Exercise brief: When you spot the word "this" in a line of the data below, copy that line.

- - - - -

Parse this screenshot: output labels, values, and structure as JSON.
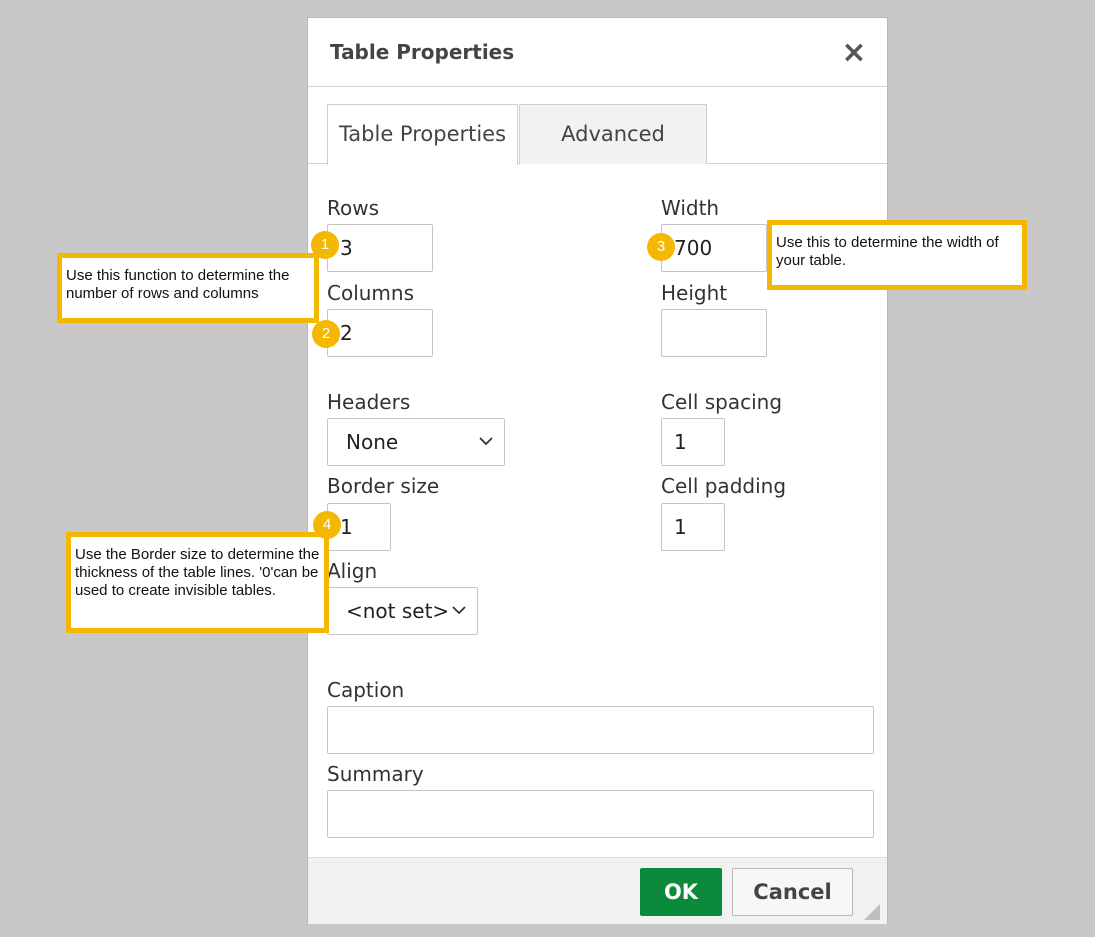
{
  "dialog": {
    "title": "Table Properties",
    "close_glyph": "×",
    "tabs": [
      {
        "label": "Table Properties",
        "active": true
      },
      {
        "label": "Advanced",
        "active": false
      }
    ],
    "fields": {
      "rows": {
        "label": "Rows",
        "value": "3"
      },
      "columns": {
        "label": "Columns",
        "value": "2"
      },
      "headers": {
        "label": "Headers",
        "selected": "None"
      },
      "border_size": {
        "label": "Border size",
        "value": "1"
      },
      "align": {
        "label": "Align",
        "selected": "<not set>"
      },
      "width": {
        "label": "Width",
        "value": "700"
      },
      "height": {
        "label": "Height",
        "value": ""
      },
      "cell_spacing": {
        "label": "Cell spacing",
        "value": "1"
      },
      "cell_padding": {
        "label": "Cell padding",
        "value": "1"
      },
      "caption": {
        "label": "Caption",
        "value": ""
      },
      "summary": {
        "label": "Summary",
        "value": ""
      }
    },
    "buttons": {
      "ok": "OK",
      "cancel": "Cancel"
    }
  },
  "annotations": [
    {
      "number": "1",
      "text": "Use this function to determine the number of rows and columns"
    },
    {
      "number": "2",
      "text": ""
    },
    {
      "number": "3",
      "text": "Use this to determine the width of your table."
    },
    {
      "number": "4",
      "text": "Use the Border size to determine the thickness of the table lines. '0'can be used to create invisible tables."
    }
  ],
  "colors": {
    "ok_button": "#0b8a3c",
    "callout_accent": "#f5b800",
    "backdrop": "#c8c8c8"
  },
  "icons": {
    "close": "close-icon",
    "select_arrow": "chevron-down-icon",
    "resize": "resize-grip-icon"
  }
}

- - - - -

Response area:
Parse this screenshot: output labels, values, and structure as JSON.
      "text": "Use this function to determine the number of rows and columns"
      "text": "Use this to determine the width of your table."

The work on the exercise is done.